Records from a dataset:

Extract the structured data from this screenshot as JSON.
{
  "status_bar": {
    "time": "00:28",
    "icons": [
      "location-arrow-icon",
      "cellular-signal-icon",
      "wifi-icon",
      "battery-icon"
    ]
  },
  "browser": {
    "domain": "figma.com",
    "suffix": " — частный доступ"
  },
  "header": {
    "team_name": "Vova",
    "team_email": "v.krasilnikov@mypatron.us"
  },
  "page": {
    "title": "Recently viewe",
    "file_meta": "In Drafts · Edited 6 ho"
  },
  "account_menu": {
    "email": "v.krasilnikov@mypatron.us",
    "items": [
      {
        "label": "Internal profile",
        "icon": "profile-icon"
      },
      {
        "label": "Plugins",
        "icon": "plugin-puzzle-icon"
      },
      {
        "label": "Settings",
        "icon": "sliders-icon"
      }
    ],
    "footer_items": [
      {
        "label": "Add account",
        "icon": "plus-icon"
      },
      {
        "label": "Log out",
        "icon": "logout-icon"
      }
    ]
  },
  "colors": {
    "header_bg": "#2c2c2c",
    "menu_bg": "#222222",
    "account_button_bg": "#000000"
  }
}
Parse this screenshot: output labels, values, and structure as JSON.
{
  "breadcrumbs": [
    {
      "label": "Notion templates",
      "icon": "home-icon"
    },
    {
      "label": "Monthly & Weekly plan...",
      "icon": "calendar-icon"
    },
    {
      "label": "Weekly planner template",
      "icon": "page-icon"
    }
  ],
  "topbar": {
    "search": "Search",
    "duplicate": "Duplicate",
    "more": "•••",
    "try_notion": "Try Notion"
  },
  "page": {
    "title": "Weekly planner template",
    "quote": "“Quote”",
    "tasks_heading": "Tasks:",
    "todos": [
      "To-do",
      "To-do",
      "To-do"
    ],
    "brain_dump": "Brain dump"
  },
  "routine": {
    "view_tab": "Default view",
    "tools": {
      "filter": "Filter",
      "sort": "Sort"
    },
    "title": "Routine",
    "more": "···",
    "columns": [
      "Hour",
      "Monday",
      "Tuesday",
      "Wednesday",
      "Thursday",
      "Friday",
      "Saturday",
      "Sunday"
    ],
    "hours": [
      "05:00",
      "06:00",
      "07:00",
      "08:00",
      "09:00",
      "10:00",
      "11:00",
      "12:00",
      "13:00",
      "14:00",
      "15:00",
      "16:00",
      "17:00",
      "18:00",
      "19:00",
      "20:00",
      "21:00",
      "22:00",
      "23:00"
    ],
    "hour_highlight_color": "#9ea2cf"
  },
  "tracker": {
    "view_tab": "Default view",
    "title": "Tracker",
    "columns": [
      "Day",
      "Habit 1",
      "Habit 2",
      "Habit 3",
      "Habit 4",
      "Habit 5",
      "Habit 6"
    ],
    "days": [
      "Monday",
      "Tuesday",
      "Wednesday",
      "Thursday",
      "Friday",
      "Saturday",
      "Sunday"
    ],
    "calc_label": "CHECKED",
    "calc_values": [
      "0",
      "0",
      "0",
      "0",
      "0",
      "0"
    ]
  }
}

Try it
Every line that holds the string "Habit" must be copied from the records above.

Worked solution
      "Habit 1",
      "Habit 2",
      "Habit 3",
      "Habit 4",
      "Habit 5",
      "Habit 6"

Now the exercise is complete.